---------- Excerpted data

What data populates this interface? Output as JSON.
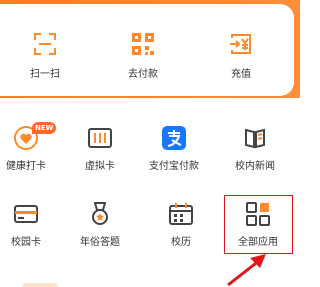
{
  "colors": {
    "accent": "#ff8a2b",
    "highlight": "#e0141b",
    "alipay": "#1677ff"
  },
  "quick_actions": [
    {
      "label": "扫一扫",
      "icon": "scan-icon"
    },
    {
      "label": "去付款",
      "icon": "payment-code-icon"
    },
    {
      "label": "充值",
      "icon": "recharge-icon"
    }
  ],
  "apps": [
    {
      "label": "健康打卡",
      "icon": "health-checkin-icon",
      "badge": "NEW"
    },
    {
      "label": "虚拟卡",
      "icon": "virtual-card-icon"
    },
    {
      "label": "支付宝付款",
      "icon": "alipay-icon"
    },
    {
      "label": "校内新闻",
      "icon": "campus-news-icon"
    },
    {
      "label": "校园卡",
      "icon": "campus-card-icon"
    },
    {
      "label": "年俗答题",
      "icon": "quiz-medal-icon"
    },
    {
      "label": "校历",
      "icon": "calendar-icon"
    },
    {
      "label": "全部应用",
      "icon": "all-apps-icon"
    }
  ]
}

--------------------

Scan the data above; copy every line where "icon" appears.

      "icon": "scan-icon"
      "icon": "payment-code-icon"
      "icon": "recharge-icon"
      "icon": "health-checkin-icon",
      "icon": "virtual-card-icon"
      "icon": "alipay-icon"
      "icon": "campus-news-icon"
      "icon": "campus-card-icon"
      "icon": "quiz-medal-icon"
      "icon": "calendar-icon"
      "icon": "all-apps-icon"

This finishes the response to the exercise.